It happens, however, that the seats at the Sabbath school and at church, are not always what they should be; nor, so far as church is concerned, do I see that this evil can be wholly avoided. Children usually sit with their parents, in the sanctuary—and they ought to do so: and the height of the seats cannot, of course, accommodate both. If there is a building erected solely for the use of the Sabbath school, the seats may be constructed accordingly, without seriously incommoding anybody; but in the church, I do not see, as I have once before observed, how the evil can be remedied.
The greatest trouble in regard to seats, however, is at the day school; especially in our district or common schools. There, it is usual for children to be confined six hours a day—and sometimes two in succession—to hard, narrow, plank seats, a large proportion of which are without backs, and raised so high that the feet of most of the pupils cannot possibly touch the floor. There, “suspended,” as I have said in another work, [Footnote: See a “Prize Essay,” on School Houses, page 7.] “between the heavens and the earth, they are compelled to remain motionless for an hour or an hour and a half together.”
I have also shown, in the same essay, that in regard to the desks, and indeed many other things which pertain to, or are connected with the school, very little pains is taken to provide for the physical welfare or even comfort of the pupils; and that a thorough reform on the subject appears to be indispensable.
When I speak of hard plank seats, let me not be understood as hinting at the necessity of cushions. When I wrote the essay above mentioned, I did indeed believe that they were desirable. But I am now opposed to their use, either by children or adults, even where a laborious employment would seem to demand a long confinement to this awkward and unnatural position.
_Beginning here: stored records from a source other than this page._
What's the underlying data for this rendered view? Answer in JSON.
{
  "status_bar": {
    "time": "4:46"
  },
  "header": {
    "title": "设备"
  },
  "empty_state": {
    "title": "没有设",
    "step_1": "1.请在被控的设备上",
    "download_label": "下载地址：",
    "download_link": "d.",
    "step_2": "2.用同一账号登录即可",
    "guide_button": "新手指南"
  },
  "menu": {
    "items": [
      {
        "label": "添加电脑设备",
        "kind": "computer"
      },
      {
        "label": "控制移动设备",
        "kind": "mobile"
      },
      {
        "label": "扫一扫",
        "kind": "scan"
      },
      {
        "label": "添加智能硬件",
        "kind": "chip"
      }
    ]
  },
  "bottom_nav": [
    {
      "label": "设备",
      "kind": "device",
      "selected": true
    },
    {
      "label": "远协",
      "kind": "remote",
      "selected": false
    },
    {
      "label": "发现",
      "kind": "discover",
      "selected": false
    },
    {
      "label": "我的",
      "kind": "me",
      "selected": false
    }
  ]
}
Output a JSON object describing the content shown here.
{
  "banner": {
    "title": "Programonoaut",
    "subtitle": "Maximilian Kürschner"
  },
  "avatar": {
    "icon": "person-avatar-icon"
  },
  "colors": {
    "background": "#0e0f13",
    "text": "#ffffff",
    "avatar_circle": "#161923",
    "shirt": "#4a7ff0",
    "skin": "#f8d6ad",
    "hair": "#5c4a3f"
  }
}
If our seats are cushioned, we shall sit too easily. I believe that our health requires a hard seat; because its very hardness inclines us to change, frequently, our position.